B. Moving the focus to your own music; how do you decide on the material to release as The Gods Planet and what to release in collaboration with Ness under your individual aliases?
When we produce music as The Gods Planet we don’t need to follow any type or special style of music. We like to feel free to see where we are able to go with our minds. If we produce something that is more like our respective solo projects, then we could release that material under our alias, but we’ve never planned this before.
B. To date, TGP has mainly been an outlet for you to release your own music other than ‘TGP Extra 002,’ which featured Iori and Reggy Van Oers. Would you consider expanding the label to release other artists? Who are some of the artists you would think of releasing?
Sometimes we like to release music from close friends who we really appreciate and whose music we love to play. The next TGP Extra will feature a new comer, our dear and talented polish friend Blazej Malinowski.
B. You’ve previously stated that you grew up listening to Giorgio Gigli and Donato Dozzy. How have these artists had an impact on the music that you produce today?
They are always points of reference. Anytime I listen to them it is very inspiring.
B. You were actually interviewed by Donato Dozzy a few years ago, what did that mean to you, to be interviewed by someone you look up to?
It was very funny because that interview was done via mail and it was kind of a surprise as I wasn’t in direct contact with Donato and I didn’t realise it was him until I read the last question. I laughed a lot and I felt embarrassed. It was a nice and memorable moment!

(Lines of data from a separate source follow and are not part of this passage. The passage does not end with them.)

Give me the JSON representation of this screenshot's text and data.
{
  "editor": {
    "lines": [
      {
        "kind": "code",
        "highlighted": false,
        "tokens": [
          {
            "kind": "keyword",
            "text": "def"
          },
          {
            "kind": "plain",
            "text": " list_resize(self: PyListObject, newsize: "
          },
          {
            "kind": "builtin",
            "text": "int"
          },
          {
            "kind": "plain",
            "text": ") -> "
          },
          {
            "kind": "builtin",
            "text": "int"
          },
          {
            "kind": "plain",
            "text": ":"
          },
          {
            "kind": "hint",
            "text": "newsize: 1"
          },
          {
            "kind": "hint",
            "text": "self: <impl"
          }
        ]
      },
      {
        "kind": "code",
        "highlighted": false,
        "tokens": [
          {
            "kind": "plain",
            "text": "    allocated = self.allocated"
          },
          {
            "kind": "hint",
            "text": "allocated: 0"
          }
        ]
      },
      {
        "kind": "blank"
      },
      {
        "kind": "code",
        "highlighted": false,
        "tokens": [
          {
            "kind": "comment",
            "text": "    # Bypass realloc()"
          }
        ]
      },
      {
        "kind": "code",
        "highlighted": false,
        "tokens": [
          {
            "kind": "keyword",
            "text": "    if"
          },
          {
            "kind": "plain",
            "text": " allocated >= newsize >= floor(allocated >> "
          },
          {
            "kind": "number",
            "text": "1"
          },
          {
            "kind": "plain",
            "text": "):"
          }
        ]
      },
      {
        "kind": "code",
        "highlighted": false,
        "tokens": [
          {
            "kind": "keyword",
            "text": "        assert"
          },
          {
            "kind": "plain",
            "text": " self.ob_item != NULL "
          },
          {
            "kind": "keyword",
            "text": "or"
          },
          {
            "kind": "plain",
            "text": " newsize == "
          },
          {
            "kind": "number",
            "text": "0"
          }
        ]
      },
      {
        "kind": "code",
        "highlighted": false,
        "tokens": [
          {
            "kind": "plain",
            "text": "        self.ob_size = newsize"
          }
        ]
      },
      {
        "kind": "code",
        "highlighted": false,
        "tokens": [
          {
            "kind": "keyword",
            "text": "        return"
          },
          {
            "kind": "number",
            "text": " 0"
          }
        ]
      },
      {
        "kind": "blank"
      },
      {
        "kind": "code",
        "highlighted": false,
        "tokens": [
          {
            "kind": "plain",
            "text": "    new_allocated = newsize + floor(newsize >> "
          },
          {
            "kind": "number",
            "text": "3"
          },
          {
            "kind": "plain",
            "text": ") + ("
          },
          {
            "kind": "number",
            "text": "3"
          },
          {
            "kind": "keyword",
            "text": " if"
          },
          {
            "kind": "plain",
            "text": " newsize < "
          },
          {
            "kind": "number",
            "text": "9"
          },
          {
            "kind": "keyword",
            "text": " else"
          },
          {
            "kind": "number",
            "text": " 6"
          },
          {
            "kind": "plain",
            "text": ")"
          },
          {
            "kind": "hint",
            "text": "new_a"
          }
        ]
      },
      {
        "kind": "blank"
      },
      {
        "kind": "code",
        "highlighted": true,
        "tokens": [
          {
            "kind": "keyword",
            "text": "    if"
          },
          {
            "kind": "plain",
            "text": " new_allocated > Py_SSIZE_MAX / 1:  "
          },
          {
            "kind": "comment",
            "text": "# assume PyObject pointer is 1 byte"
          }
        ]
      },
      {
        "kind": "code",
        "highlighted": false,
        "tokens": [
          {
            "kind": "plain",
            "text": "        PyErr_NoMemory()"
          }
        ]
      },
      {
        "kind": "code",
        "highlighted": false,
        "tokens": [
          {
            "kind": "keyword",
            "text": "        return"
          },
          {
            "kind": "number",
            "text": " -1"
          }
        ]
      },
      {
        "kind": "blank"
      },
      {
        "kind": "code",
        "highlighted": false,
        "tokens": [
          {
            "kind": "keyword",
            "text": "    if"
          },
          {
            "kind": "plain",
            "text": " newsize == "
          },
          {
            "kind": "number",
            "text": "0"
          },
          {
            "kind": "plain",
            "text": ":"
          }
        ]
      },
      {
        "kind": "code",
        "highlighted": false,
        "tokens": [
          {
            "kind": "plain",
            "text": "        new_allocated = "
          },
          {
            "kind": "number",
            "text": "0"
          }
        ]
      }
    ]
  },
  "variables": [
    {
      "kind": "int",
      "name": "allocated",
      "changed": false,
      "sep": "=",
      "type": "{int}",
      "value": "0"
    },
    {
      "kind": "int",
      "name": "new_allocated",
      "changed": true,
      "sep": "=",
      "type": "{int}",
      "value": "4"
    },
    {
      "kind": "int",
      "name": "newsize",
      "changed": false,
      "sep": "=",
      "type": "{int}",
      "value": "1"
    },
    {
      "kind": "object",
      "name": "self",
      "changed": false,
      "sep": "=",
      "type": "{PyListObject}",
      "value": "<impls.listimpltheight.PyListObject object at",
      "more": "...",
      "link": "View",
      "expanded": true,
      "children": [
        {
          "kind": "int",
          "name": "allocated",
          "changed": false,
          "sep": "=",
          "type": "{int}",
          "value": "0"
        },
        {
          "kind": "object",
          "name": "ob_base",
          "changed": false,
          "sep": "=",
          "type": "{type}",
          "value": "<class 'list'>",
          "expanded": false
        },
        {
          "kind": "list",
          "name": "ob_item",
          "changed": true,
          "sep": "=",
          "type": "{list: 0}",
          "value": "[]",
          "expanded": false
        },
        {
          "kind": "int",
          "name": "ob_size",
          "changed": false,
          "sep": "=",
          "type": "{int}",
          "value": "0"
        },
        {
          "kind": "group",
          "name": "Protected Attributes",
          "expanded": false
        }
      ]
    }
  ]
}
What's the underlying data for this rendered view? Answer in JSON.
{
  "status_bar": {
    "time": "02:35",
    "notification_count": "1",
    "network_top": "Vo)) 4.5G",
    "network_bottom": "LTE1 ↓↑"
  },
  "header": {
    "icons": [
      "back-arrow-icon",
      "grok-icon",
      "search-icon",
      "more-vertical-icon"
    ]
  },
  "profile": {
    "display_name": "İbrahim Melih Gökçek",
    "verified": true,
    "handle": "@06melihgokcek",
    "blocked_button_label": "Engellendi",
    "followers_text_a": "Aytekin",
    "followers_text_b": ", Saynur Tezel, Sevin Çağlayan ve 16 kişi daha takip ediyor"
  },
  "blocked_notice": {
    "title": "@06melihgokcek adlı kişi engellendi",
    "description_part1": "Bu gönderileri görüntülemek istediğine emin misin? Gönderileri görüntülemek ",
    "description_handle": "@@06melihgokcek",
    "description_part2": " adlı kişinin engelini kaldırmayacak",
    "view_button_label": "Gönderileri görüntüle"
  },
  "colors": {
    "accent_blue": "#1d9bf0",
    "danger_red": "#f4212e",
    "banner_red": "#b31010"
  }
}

B. Your music can be very much geared towards being experimental. How do you find the balance between creating music that is raw and intriguing but also fitting for a dancefloor?
Firstly, I try to create a journey; interacting with several kinds of music, from different shades of techno to others more electroacoustic and ambient, as a way of building a pleasant flow for the audience and try to keep them focussed on the journey.
B. I’ve read that you have quite a fascination with cosmos and named your most recent LP ‘From The Nebular Stars To The Mosses On The Granite Rocks.’ What do you find interesting about it? How does astronomy come into your music?
I am fascinaed by the infinity, concepts of time and space, and of course by the cosmos and its unknown vastness. Music is a way to comunicate these feelings and space is endlessly inspiring. It poses a lot of question that I sometimes try to describe in music. The project “From The Nebular Stars To The Mosses On The Granite Rocks” was made especially for an art exhibition in collaboration with Frantic Gallery and the Japanese artist Macoto Murayama, who based his work on the treatise of the German scientist and explorer Alexander von Humboldt, called “Kosmos”.
B. You’ll be making your Australian debut alongside Sleeparchive, who you’ve named as one of your “alltime heroes,” what is it about his music that you like?
Sleeparchive was one of the artists which influenced me most when I discovered a certain kind of techno. I was very impressed and shocked by his sound. It is unbelievable that I am going to Australia alongside him. His music is very simple, every sound shines, it’s clear and very deep, hypnotic and primitive.
B. What are you looking forward to most about coming to Australia?
It’s my first visit to Australia and I am thrilled, can’t wait!
What track of yours are you most proud of? Limnic
What was the first vinyl/CD/tape that you bought? Hard to know
What was the name of the first venue you played at? Ovest Club
What was the first piece of equipment that you bought? Turntables and mixer
What the longest set that you’ve played? Could be around 7-8 hours